Sit in a comfortable position where you can reach the back of your tendon. This may be on the floor, or in a chair with your leg pulled up in front of you.

Pinch either side of your Achilles tendon and move up and down until you come to the painful spot. Slowly rub your fingers over this spot, making sure you pinch across the tendon, not up and down the tendon.

Start reasonably firm pressure, and after a minute or so, move to maximum pressure over the tendon. You should aim to keep this up for at least 4-5 minutes if possible.

Some simple principles to follow with this cross-friction technique are:

  • Make sure your fingers move the skin over the sore area of the tendon, instead of letting your fingers glide over the skin. This will help to prevent blisters.

  • The rubbing must be in the opposite direction of the tendon fibres. You need to rub across, rather than up and down the tendon.

  • Pressure needs to be as firm as you can handle.

  • If you have pain 2 hours after the massage, you need to be gentler next session.

You can do this every other day to give the Achilles tendon a break on the days between.


Massage for Achilles Tendonitis can be very effective for short term pain relief. For longer term relief it is essential that you include calf raises and other lower limb strengthening exercises. Most Achilles Tendonitis cases will respond effectively to conservative management.



Altinpulluk, Emrah, Smith, Gordon, Price, Jonathan and Liu, Liang Q. (2020) Does Transverse Friction Massage add benefit to loading exercises for achilles tendinopathy? A pilot and feasibility study. Physiotherapy UK, 13-14 Nov 2020, Virtual

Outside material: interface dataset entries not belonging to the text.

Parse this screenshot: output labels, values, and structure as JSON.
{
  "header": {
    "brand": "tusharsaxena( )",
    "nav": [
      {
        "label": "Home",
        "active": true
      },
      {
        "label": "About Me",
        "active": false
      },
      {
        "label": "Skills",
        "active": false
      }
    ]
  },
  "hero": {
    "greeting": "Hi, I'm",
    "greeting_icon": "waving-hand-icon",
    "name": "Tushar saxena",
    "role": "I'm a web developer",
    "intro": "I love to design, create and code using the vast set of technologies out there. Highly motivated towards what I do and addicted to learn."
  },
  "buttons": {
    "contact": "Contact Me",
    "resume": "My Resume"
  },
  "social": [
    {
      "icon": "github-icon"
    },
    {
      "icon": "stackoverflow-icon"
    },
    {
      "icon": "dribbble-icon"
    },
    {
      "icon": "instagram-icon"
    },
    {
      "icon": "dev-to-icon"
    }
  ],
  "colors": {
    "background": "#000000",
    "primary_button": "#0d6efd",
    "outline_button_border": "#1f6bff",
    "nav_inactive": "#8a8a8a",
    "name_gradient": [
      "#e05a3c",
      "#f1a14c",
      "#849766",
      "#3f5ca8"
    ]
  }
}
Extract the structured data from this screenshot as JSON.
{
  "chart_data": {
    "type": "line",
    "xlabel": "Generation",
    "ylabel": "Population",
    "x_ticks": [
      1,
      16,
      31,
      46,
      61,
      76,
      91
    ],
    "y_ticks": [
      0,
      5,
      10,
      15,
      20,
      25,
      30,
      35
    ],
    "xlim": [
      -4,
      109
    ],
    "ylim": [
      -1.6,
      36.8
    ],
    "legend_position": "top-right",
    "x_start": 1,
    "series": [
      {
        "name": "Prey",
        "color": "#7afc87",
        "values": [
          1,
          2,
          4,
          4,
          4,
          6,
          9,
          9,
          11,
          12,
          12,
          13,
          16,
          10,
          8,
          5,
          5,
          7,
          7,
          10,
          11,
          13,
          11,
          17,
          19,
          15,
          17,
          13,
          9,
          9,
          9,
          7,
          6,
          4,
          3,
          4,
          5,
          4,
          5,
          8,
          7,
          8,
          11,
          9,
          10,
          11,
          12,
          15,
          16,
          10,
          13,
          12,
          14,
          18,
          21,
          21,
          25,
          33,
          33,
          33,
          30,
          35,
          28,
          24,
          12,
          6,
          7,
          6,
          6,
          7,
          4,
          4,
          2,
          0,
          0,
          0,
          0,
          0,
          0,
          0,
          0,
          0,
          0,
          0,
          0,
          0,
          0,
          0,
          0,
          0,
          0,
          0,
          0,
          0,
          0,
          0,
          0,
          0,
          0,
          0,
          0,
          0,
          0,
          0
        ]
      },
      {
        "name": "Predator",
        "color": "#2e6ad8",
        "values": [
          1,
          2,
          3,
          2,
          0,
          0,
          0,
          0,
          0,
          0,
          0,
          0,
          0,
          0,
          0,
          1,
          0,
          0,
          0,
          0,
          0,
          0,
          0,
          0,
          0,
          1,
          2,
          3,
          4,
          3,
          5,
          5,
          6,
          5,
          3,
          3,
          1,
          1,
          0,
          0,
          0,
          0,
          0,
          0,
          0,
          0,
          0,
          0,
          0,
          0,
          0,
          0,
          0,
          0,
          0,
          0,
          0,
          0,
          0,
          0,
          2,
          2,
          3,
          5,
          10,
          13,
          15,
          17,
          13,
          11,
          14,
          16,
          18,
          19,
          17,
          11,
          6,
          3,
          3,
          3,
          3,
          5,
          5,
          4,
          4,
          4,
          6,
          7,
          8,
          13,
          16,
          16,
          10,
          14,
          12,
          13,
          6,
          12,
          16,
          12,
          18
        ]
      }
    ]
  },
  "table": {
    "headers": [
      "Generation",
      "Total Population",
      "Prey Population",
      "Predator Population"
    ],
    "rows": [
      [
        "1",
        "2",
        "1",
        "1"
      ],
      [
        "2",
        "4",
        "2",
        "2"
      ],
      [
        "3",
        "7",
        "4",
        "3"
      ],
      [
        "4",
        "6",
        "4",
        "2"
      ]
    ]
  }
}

Paula Chaves, Daniela Simões, Maria Paço, Francisco Pinho, José Alberto Duarte, Fernando Ribeiro. (2017)
Cyriax’s deep friction massage application parameters: Evidence from a cross-sectional study with physiotherapists,
Musculoskeletal Science and Practice, 32, PP 92-97,

Stefansson, S. H., Brandsson, S., Langberg, H., & Arnason, A. (2019). Using Pressure Massage for Achilles Tendinopathy: A Single-Blind, Randomized Controlled Trial Comparing a Novel Treatment Versus an Eccentric Exercise Protocol. Orthopaedic journal of sports medicine7(3), 2325967119834284.